Stored entries:

□ □ □ □

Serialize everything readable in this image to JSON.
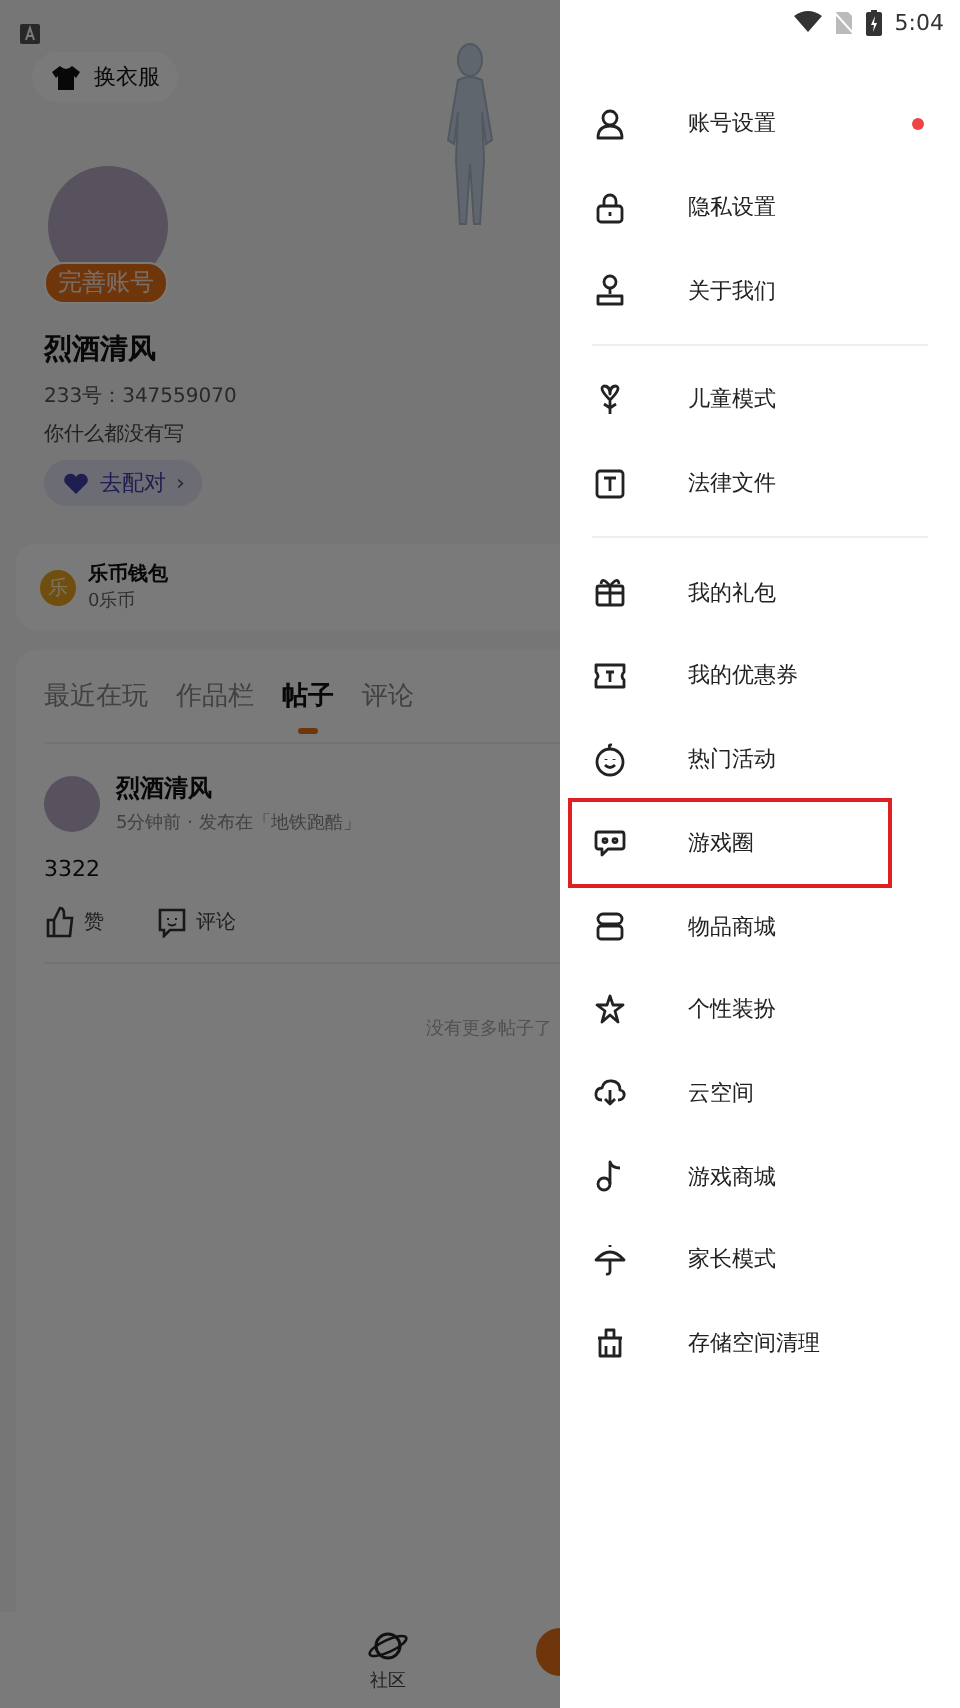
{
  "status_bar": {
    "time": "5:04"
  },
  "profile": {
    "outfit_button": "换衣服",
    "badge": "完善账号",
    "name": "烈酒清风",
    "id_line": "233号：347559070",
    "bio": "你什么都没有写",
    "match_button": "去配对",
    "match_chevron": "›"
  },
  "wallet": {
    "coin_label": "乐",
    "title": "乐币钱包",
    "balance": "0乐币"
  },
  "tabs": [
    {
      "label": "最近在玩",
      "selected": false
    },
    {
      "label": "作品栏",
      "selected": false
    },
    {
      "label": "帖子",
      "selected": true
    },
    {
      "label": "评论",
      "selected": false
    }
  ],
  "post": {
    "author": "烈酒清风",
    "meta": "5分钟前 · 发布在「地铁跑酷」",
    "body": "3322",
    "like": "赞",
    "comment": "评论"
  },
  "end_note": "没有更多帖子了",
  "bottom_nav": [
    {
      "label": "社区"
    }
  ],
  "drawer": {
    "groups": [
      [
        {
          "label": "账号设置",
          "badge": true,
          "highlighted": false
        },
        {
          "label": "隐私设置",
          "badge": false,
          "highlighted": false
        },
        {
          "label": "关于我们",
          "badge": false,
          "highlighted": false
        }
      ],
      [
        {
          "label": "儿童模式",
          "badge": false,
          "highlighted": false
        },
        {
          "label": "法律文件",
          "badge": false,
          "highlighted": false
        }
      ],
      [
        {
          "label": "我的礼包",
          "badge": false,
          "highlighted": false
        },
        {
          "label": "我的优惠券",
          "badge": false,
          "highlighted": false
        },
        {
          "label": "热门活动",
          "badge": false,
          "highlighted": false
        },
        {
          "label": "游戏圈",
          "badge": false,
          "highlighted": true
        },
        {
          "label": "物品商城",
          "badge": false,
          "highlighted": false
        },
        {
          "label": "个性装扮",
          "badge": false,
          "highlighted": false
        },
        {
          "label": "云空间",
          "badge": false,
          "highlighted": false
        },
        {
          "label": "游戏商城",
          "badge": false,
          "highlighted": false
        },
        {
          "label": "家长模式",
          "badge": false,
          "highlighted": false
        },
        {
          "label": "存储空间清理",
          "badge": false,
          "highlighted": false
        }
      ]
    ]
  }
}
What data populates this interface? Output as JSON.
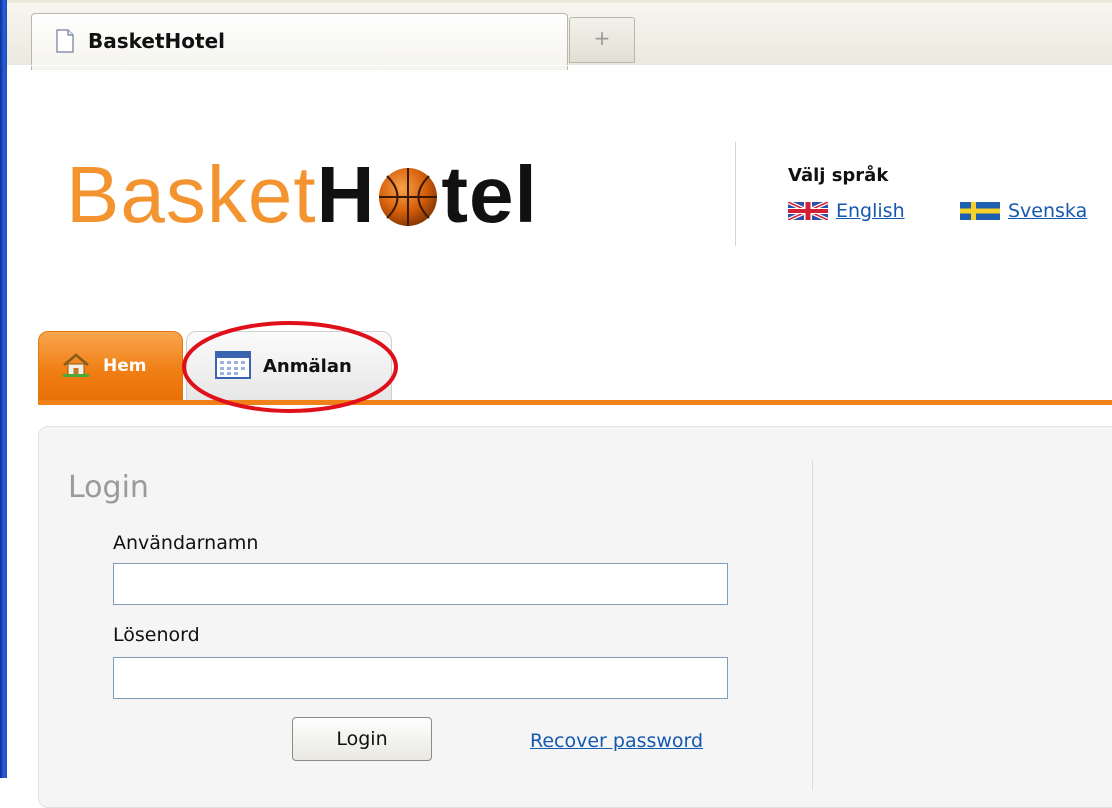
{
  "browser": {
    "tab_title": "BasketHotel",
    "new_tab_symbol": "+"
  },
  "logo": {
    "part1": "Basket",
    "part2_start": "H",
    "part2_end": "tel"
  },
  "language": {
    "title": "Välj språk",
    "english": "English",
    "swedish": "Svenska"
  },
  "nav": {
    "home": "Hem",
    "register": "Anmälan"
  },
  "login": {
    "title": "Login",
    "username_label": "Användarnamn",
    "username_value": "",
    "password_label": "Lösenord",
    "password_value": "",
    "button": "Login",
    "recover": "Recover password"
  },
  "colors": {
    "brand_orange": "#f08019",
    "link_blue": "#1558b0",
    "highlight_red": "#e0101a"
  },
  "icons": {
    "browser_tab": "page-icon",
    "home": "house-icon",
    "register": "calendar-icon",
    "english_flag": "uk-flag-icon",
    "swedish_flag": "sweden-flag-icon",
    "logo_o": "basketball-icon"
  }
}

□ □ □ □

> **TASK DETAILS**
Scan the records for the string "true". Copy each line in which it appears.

> **YOUR SOLUTION**
      "selected": true
          "badge": true,
          "highlighted": true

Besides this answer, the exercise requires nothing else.